“The rest of the trip went great, I mean, we had a blast. Got mugged, got sick, got stalked by a bunch of hookers in Gabon who wouldn’t leave us alone till we bought them drinks. But we did eventually get the Nigeria visa, in Cameroon. Ended up costing us another 500 quid, too. But we got it”. “Another 500?” I asked with a huge grin. “Yup, and here’s how it went down. We get to the embassy in Yaoundé, and get the same reception as in Kinshasa. Clean, nice, fill out this, pay here, etc. But this time we’re more careful, we talk to the guy at the desk for a while first. Is there any chance of getting a visa at all? Difficult, he says, but not impossible. Do we have any references inside Nigeria? So we give him the details of some acquaintances of our parents and pretend we’re going to visit them for business. Might not have looked very convincing, but hey. He claims it could be OK, and we fill out all the forms again and pay another 125 dollars each. Come back tomorrow the guy says, so we do. So we show up the next morning, bam, visa rejected.

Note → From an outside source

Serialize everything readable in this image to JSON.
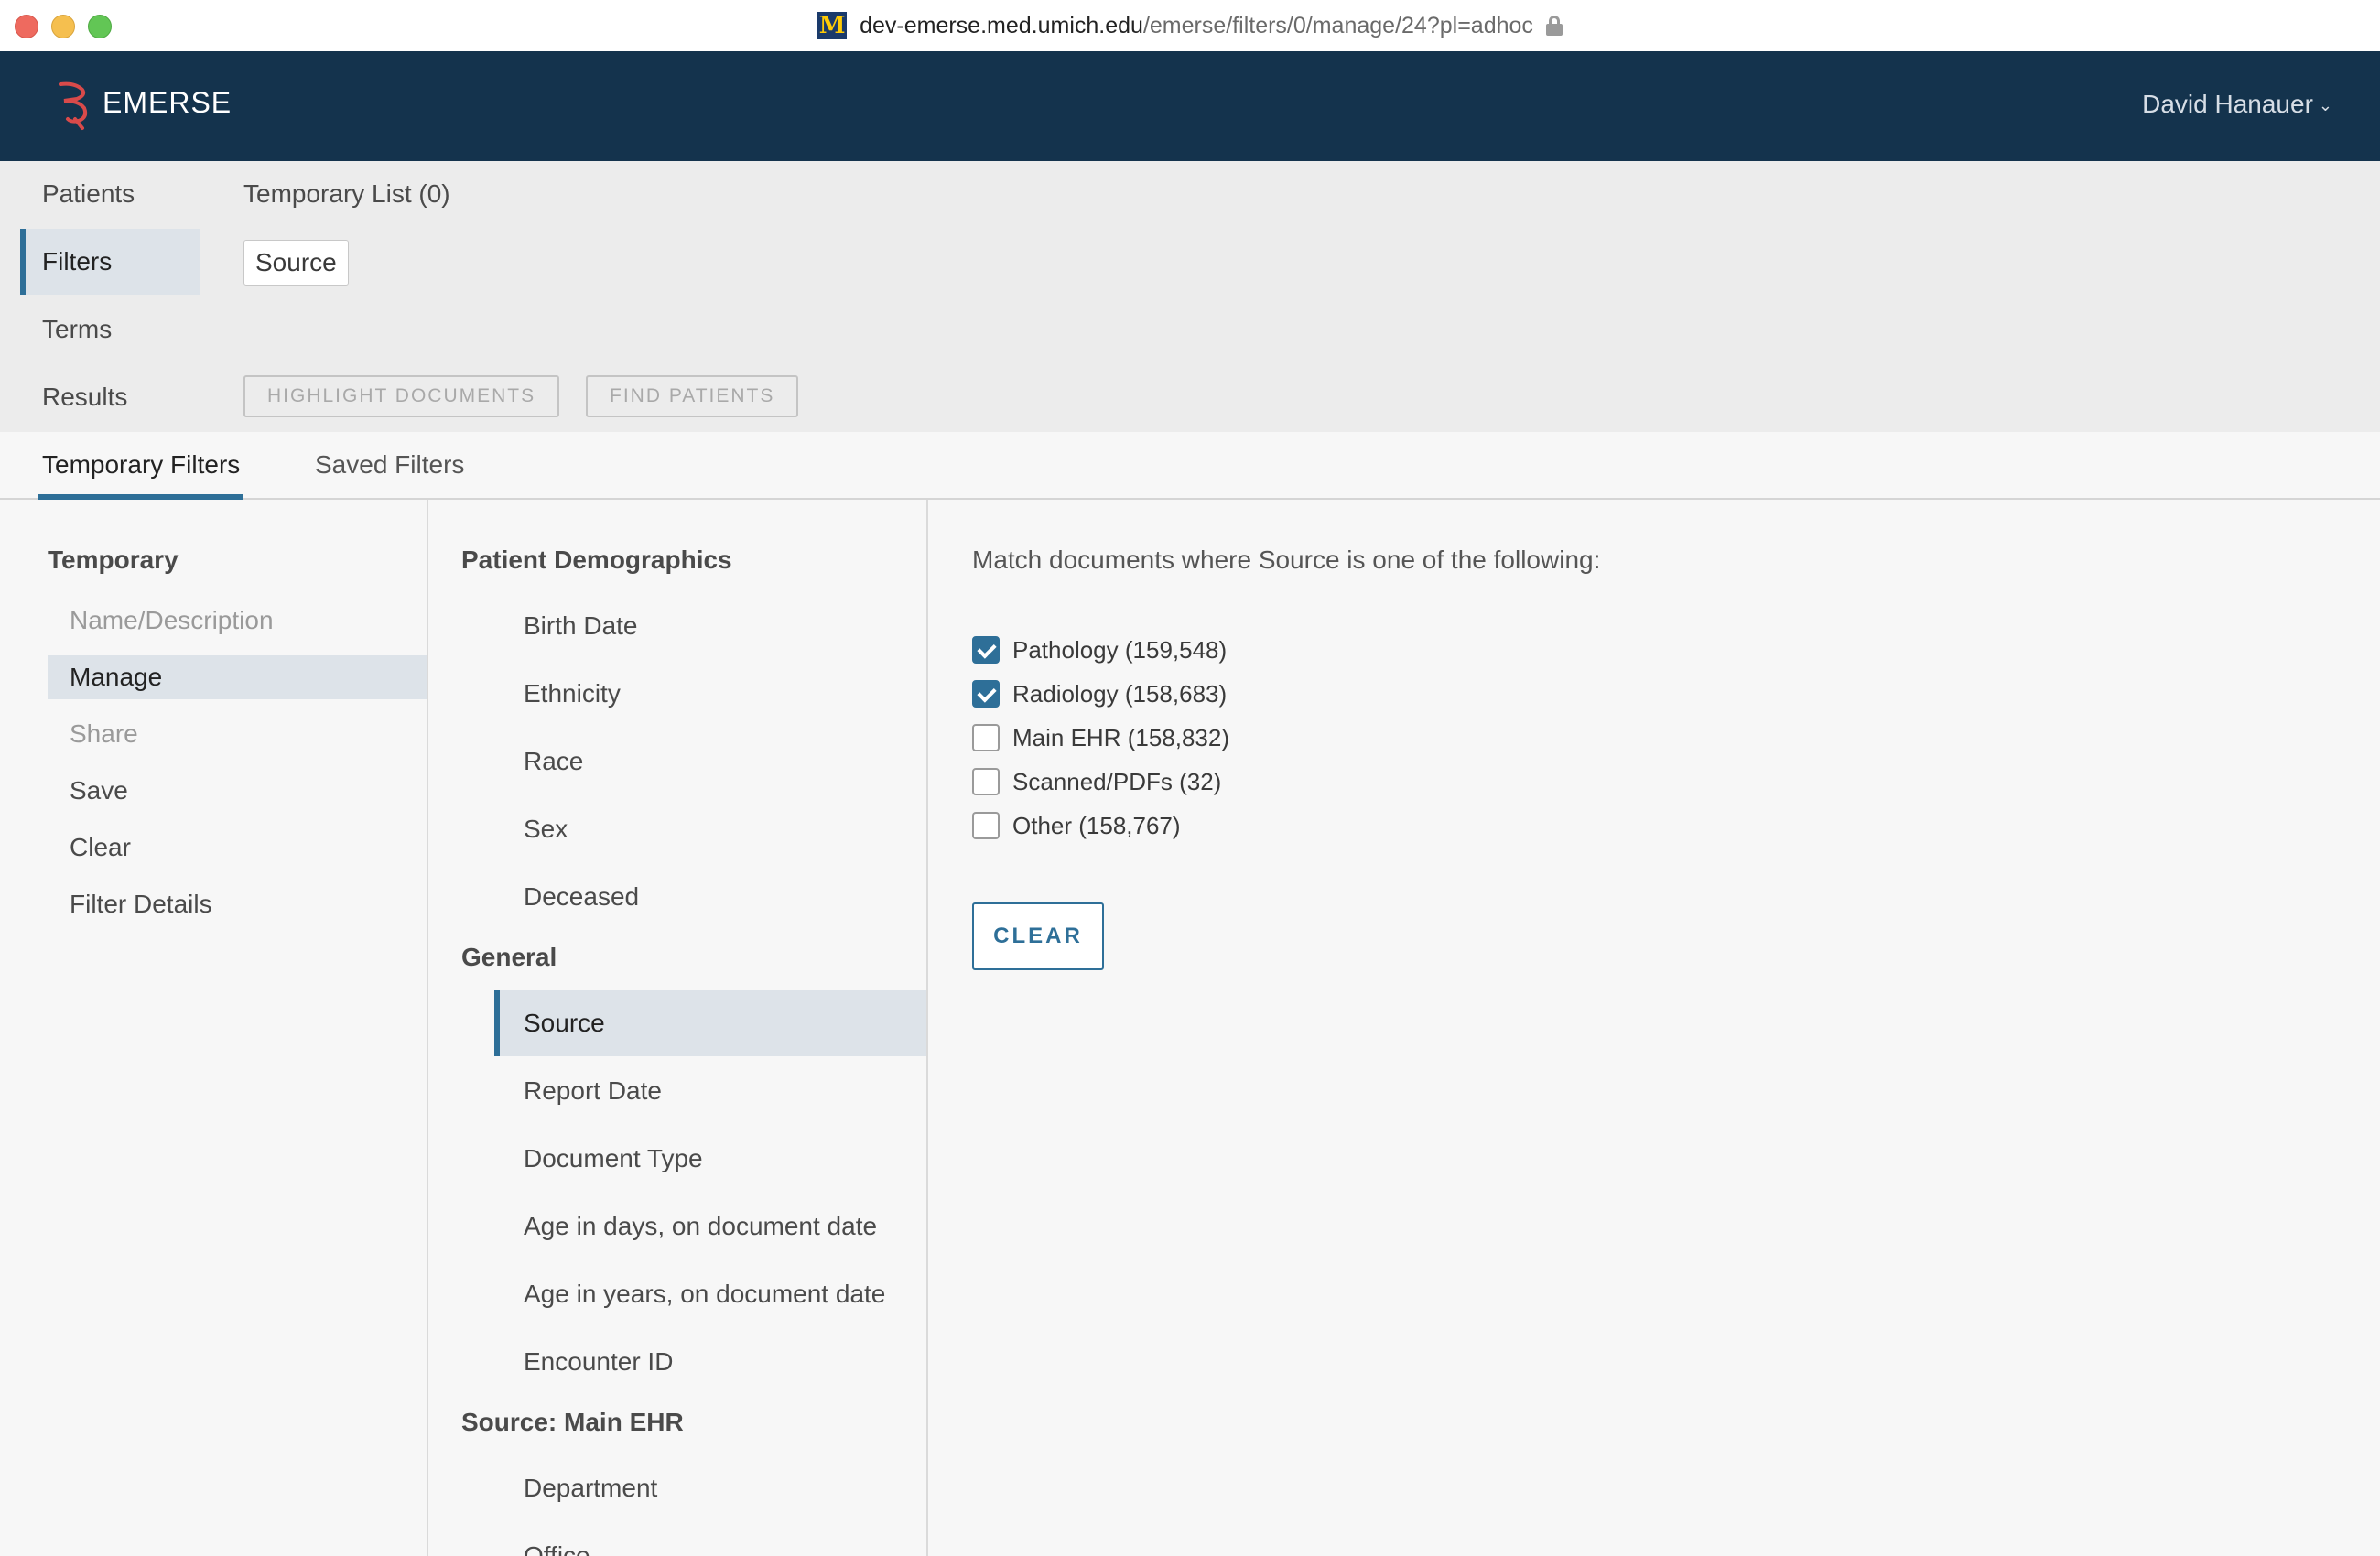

At this point my brother wants to give up and just head back to Angola, so we call dad and explain the problem. He tells us to try with the British embassy, see if they have any ideas. We end up having tea with the British High Commissioner for Cameroon the next day and explain our predicament to him. He’s like, sure, I’ve heard about this kind of difficulty, but there’s not much I can do for you. But are you religious by any chance? Turns out they go to the same church as the Nigerian Ambassador and his wife. It’s Thursday, so we spend two days in this town hating every minute of it, while my brother just wants to give up and go home, but there we are, Sunday morning, in church. The only white faces there along with the British High Commissioner and his wife, who after the service introduces us to some of the people including the Nigerian ambassador. Older guy, heavy set, but friendly. We broach the subject carefully. We want to visit your beautiful country, we’re on a long journey, et cetera. He nods with sympathy and tells us, come by my office tomorrow at 9, and we can discuss this”.

“So, off we go the next morning, and find the same guy behind the counter who rejected our visa last week. We explain that we have an appointment with the ambassador which he doesn’t believe of course, but after verifying the story he walks us to the office. Fancy office, wooden panelling, giant desk, the place looked almost Victorian. Which was fitting, because there was a portrait of Queen Elisabeth on the wall behind the guy. We talk Britain, football, and politics for far too long and eventually the visa comes up. He calls downstairs and requests our paperwork from last week. Same guy again, runs up and brings the folder. Ambassador dons his reading glasses, looks it over for a minute and says ‘Well that’s not a problem. Give these boys a visa’”.

“We head downstairs again and get new forms to fill out. They can’t reuse the ones from last week because the dates would be all wrong, of course. Had to pay again, too, but we walked out of there with a single-entry visa for Nigeria, valid for thirty days. We got wasted that night, obviously, and it turns out that it’s irrelevant who you are; it’s all about who you know”.

Followed chronologically by Memories of a zoo